The March issue of Pediatrics has two articles about the littlest children – those under 2. The first one says that nothing we are saying to try makes much of a difference in preventing obesity and the other says that they are not getting fatter at this age anyway. (1,2)
The first study was conducted in New Zealand. They’re just like us in many ways. They tried diet, activity, breast feeding and sleep advice over numerous sessions to a group of new mothers and compared that to a control group that did not get pushed to do these things that the usual punditry says should make babies not so fat. They found that by 2 years there was no effect of these interventions. In a secondary analysis they did find that the sleep advice group had less obesity but it was not related to how much those babies slept or any sleep problems and it was only significant by comparison to the other 3 interventions, diet, activity and breast feeding but not to the control group. So that is probably a fluke of data dredging. (1)
The second study used the National Health and Nutrition Examination Survey (NHANES) data going all the way back to 1976, early in the obesity epidemic and up to 2014 the latest data. They found there was no trend in the weights and shapes of babies up to 2 years of age. Babies have not been getting bigger and there was no trend in the numbers of undersized babies either. (2)
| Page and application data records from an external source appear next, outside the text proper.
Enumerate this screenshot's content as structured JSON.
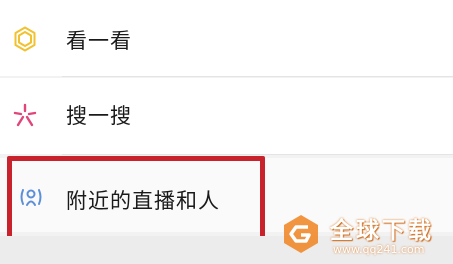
{
  "menu": {
    "items": [
      {
        "label": "看一看",
        "icon": "kan-yi-kan-icon"
      },
      {
        "label": "搜一搜",
        "icon": "sou-yi-sou-icon"
      },
      {
        "label": "附近的直播和人",
        "icon": "nearby-live-icon"
      }
    ]
  },
  "watermark": {
    "title": "全球下载",
    "url": "www.qq241.com"
  },
  "colors": {
    "kan_icon": "#f2c12e",
    "sou_icon": "#e0457b",
    "nearby_icon": "#5b8fd8",
    "highlight": "#c8232c",
    "watermark": "#f08a2c"
  }
}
The seeds of the obesity epidemic may be sown in these smallest of people but the usual advice does not help and they are not the ones who are too fat as a group. It is true that very fat babies are more likely to be fat adults. It is true that fat 5 years olds are even more likely to be fat adults. Obese teenagers have an even greater propensity than babies and 5 year olds to be obese adults and the strongest link of all is between obese 25 year olds and obese 50 year olds. Also the rates of obesity increase with age. So a lot of skinny kids are also getting obese. There must be an important clue in this observation. I don’t know what it is. But in waging the war on obesity maybe we should leave the littlest children out of it.
John DiTraglia M.D. is a Pediatrician in Portsmouth. He can be reached by e-mail- firstname.lastname@example.org or phone-354-6605.